I don't quite follow what you're trying to do with this script. I can see that you're interested in music and folklore. But I fail to see a coherent narrative or theme throughout your screenplay.
That said, your script is very well edited, excluding some formatting issues listed below. It's very rare that I come across a script with zero spelling errors. (Or, at least, spelling errors so minor that I read over them.) I can tell that you put a lot of effort into the presentation of this script, which a reader always appreciates. You also have a strong sense of economical wording. Nothing is overwrought and there are very few unnecessary descriptions.
My immediate concern is that you don't handle your set-up effectively. By page 12 I have absolutely -no- idea who Tristan is. He came to Port Wikkalyn to chase after Vendela, but you never justify his attraction to her. Other than that she's hot, why is Tristan even interested in her? You have to convince the audience why Tristan would risk his life to pursue Vendela. Right now, you don't.
Also, Tristan's line of dialogue at the top of page 13 is a bit nonsensical. Things that would get him locked up if he saw them without the evidence? Evidence of what? Why would they get him locked up? Do you mean locked up in prison, or in a mental institution? I think you mean the latter, but both the line and Tristan's character are so vague right now that the audience cannot assume anything.
Formatting wise, it is industry standard to place your (wryly)s on a separate line below the character name, and not in the dialogue line.
When you have dialogue going across a page break, you need to reinsert the character's name at the top of the subsequent page. Also, it is industry practice to write (MORE) at the bottom of the page that the dialogue is crossing over.
The ending of Act One, the scene in which Tristan accidentally sheaths his sword into a sea monster is more comical than I think you're going for... I don't think it matches the tone that you're trying to communicate in the script.

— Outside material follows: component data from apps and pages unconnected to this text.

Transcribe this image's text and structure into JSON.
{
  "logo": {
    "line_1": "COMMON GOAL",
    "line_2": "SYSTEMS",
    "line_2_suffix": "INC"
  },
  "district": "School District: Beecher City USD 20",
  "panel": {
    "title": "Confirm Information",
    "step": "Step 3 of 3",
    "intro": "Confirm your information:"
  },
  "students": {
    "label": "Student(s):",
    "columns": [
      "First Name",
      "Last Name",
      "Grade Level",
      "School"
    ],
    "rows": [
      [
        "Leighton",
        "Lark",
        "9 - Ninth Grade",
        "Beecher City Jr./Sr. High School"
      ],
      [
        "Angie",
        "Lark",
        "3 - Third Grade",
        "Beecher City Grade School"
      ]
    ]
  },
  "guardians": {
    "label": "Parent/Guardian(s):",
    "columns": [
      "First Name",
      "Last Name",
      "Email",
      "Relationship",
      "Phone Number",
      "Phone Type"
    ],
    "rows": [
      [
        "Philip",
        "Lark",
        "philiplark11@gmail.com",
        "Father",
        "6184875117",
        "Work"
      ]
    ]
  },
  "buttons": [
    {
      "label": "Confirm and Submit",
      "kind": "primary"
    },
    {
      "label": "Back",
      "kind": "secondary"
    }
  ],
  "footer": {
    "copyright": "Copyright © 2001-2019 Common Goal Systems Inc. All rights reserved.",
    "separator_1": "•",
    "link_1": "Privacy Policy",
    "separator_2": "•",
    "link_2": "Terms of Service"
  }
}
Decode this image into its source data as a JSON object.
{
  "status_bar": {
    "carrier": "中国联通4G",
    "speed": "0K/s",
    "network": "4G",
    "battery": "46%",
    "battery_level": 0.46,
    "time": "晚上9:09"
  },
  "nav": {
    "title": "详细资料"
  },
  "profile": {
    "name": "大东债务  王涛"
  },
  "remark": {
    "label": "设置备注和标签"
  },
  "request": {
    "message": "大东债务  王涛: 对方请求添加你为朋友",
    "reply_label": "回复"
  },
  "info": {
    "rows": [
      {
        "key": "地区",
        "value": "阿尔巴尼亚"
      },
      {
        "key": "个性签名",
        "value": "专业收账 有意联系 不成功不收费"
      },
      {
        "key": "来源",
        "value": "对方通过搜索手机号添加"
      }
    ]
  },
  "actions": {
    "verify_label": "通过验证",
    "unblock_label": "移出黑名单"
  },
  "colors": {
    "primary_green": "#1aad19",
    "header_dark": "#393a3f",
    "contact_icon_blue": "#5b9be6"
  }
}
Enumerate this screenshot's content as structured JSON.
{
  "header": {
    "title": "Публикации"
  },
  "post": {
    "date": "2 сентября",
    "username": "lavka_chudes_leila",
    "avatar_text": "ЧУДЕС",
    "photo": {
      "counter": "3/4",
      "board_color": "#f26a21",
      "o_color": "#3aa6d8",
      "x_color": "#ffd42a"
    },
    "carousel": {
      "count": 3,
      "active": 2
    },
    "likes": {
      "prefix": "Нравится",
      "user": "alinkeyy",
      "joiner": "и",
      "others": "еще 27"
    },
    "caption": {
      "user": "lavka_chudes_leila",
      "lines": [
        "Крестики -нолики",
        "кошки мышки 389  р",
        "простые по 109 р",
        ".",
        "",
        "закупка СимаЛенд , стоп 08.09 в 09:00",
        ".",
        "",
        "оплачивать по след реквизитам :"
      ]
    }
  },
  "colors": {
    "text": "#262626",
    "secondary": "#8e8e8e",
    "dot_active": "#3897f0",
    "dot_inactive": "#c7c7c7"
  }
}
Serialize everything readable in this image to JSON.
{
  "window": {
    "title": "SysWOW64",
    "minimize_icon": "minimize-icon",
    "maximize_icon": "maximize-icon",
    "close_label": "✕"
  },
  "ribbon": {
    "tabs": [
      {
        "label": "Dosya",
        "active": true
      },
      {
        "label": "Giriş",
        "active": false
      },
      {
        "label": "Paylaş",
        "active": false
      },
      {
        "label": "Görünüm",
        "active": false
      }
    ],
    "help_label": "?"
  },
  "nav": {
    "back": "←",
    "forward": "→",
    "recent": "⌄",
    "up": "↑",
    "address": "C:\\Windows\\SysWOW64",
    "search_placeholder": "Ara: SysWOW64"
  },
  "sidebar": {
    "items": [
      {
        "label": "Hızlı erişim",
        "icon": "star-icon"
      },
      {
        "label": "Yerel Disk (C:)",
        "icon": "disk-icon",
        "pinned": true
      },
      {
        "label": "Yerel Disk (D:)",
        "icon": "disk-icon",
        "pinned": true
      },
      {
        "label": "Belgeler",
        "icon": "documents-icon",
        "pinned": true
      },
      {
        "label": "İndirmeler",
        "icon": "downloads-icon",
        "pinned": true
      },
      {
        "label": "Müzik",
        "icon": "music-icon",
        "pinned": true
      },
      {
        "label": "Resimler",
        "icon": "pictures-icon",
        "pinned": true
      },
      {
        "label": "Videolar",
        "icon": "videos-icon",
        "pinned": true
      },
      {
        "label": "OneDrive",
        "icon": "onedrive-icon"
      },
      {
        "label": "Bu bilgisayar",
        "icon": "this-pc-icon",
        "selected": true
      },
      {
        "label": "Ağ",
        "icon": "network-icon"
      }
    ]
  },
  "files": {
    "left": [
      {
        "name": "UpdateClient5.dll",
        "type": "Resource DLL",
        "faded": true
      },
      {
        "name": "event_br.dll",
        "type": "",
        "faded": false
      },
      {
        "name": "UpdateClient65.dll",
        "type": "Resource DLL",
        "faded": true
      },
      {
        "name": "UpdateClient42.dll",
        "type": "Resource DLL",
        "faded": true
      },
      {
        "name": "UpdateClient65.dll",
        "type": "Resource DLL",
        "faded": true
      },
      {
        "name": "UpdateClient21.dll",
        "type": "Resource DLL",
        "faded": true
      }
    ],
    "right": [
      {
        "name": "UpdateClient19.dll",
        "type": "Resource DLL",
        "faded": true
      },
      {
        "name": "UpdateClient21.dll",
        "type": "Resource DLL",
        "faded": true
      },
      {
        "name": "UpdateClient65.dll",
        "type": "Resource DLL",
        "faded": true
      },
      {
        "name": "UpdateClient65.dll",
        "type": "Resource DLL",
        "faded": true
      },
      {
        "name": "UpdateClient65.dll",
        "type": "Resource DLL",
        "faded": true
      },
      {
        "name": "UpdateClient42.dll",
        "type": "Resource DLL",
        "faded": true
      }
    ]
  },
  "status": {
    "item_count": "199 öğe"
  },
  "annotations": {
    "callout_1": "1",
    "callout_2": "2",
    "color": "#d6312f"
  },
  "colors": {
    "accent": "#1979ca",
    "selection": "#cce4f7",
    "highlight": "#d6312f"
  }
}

Unless it's absolutely imperative to the scene, I would discourage you from using anything other than "DAY" and "NIGHT" in your sluglines. Think about it from a pragmatic point of view; when filming, can a director fit all of the scene into that specific time, and more importantly, is he only going to want one take?
Only now on page 32 do you reveal that Tristan is some sort of paranormal investigator/photographer. Up until this point, other than the vague line of dialog I mentioned earlier, you haven't established that. Like I said, this is a problem with your set up (i.e., pages 1-10). In your set up, you are supposed to clearly identify your protagonist and show him in his normal world. But you don't reveal enough about Tristan for us to understand him.
Don't refer to Tristan as the photographer. Always refer to him by his name, otherwise you risk confusing a potential reader. Likewise, don't refer to Lucas as the lawyer.
I'm confused by these seemingly pointless scenes between Lucas and Ben. What does their relationship add to the overarching story/theme?
So the secret weapon to weaken Gwen was to build a casino? All so they could rescue some women who have not asked to be rescued?
Your story's world is problematic. I think you expect too much knowledge and acceptance of folklore on the audience's part. Right now, the whole thing feels a bit out of focus. You need to have some scenes in which you establish the rules of the world. Incidentally, I think you could accomplish both this and Tristan's lacking character establishment in the beginning of the script.
In the end, I was unable to become very enthralled by your story or your characters. I am unable to understand why Tristan cares for Vendela so much. Lucas' motives are so unclear throughout the script that his eventual suicide feels unmotivated and flat.
Whatever direction you take with this one, I wish you the best of luck.
Review of: Port Wikkalyn
reviewed by SpesExMachina on 04/12/2011
Other Reviews by SpesExMachina 33
A review of The Last Paperboys (2)by SpesExMachina on 04/19/2011Hey Brian, This is a great comedy script. It's not very often that I read a comedy that actually causes me to laugh out loud. Yours not only achieved this, but I was laughing consistently throughout the whole thing. This is undoubtedly the best comedy I've read on Trigger Street. At first I had a difficult time uncovering exactly what the tone of your comedy was. Whether... read
A review of COUSIN JEFFREY (re-rewrite)by SpesExMachina on 04/05/2011Hey Steve, Overall, my feelings about this are mixed. On one hand, your script is structured and written very well. Nothing feels clunky. On the contrary, your sparse writing style makes this a very quick, tidy read. It's an easy script for the reader. My problem is with the script's concept, and unfortunately I don't think it's something that can be easily resolved,... read
A review of The Ghost Detectiveby SpesExMachina on 04/02/2011I was excited to read this story, because I'm a huge fan of Buffy, and I can definitely see the affect Joss Whedon's work has had on your own. But this script has a long way to go in terms of its execution. You have some nice plot twists that come together in the end, and your basic concept for the theme of the script and Sarah's character growth has a strong core. (I wonder,... read